## About this task:
For each record here, output an exact copy.

╭──

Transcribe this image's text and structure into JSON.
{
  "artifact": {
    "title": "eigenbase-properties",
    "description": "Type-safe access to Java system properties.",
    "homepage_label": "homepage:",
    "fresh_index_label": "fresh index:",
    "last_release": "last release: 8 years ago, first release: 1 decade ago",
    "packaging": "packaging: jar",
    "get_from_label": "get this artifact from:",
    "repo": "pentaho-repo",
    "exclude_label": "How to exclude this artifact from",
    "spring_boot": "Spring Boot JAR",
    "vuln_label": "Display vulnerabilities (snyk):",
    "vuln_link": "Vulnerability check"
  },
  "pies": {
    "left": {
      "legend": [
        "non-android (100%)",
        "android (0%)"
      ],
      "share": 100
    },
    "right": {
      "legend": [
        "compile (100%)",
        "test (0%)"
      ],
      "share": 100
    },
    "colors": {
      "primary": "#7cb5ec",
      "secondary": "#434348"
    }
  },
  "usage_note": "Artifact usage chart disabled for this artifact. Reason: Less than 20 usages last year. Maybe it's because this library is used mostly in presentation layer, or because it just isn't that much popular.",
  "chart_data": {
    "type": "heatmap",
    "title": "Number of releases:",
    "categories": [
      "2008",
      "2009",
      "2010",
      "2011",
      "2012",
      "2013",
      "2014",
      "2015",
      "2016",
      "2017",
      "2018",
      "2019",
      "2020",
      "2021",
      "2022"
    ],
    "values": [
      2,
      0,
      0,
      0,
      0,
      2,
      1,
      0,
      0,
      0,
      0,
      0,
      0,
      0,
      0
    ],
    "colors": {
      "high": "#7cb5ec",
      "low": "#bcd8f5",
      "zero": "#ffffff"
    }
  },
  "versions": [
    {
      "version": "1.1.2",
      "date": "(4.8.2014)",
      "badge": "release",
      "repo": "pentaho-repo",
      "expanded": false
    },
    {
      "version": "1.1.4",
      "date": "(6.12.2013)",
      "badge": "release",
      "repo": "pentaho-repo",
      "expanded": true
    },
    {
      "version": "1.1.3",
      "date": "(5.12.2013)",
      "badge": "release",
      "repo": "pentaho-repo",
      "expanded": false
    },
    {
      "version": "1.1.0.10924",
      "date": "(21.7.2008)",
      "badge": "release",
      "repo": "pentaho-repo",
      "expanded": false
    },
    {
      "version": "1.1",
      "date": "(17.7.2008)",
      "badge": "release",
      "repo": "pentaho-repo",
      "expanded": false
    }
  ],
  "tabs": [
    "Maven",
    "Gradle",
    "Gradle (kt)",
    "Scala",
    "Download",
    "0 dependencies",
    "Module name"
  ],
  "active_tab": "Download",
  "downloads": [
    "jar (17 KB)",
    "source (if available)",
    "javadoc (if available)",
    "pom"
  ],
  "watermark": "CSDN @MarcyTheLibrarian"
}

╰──

## Reply:
Transcribe this image's text and structure into JSON.
{
  "artifact": {
    "title": "eigenbase-properties",
    "description": "Type-safe access to Java system properties.",
    "homepage_label": "homepage:",
    "fresh_index_label": "fresh index:",
    "last_release": "last release: 8 years ago, first release: 1 decade ago",
    "packaging": "packaging: jar",
    "get_from_label": "get this artifact from:",
    "repo": "pentaho-repo",
    "exclude_label": "How to exclude this artifact from",
    "spring_boot": "Spring Boot JAR",
    "vuln_label": "Display vulnerabilities (snyk):",
    "vuln_link": "Vulnerability check"
  },
  "pies": {
    "left": {
      "legend": [
        "non-android (100%)",
        "android (0%)"
      ],
      "share": 100
    },
    "right": {
      "legend": [
        "compile (100%)",
        "test (0%)"
      ],
      "share": 100
    },
    "colors": {
      "primary": "#7cb5ec",
      "secondary": "#434348"
    }
  },
  "usage_note": "Artifact usage chart disabled for this artifact. Reason: Less than 20 usages last year. Maybe it's because this library is used mostly in presentation layer, or because it just isn't that much popular.",
  "chart_data": {
    "type": "heatmap",
    "title": "Number of releases:",
    "categories": [
      "2008",
      "2009",
      "2010",
      "2011",
      "2012",
      "2013",
      "2014",
      "2015",
      "2016",
      "2017",
      "2018",
      "2019",
      "2020",
      "2021",
      "2022"
    ],
    "values": [
      2,
      0,
      0,
      0,
      0,
      2,
      1,
      0,
      0,
      0,
      0,
      0,
      0,
      0,
      0
    ],
    "colors": {
      "high": "#7cb5ec",
      "low": "#bcd8f5",
      "zero": "#ffffff"
    }
  },
  "versions": [
    {
      "version": "1.1.2",
      "date": "(4.8.2014)",
      "badge": "release",
      "repo": "pentaho-repo",
      "expanded": false
    },
    {
      "version": "1.1.4",
      "date": "(6.12.2013)",
      "badge": "release",
      "repo": "pentaho-repo",
      "expanded": true
    },
    {
      "version": "1.1.3",
      "date": "(5.12.2013)",
      "badge": "release",
      "repo": "pentaho-repo",
      "expanded": false
    },
    {
      "version": "1.1.0.10924",
      "date": "(21.7.2008)",
      "badge": "release",
      "repo": "pentaho-repo",
      "expanded": false
    },
    {
      "version": "1.1",
      "date": "(17.7.2008)",
      "badge": "release",
      "repo": "pentaho-repo",
      "expanded": false
    }
  ],
  "tabs": [
    "Maven",
    "Gradle",
    "Gradle (kt)",
    "Scala",
    "Download",
    "0 dependencies",
    "Module name"
  ],
  "active_tab": "Download",
  "downloads": [
    "jar (17 KB)",
    "source (if available)",
    "javadoc (if available)",
    "pom"
  ],
  "watermark": "CSDN @MarcyTheLibrarian"
}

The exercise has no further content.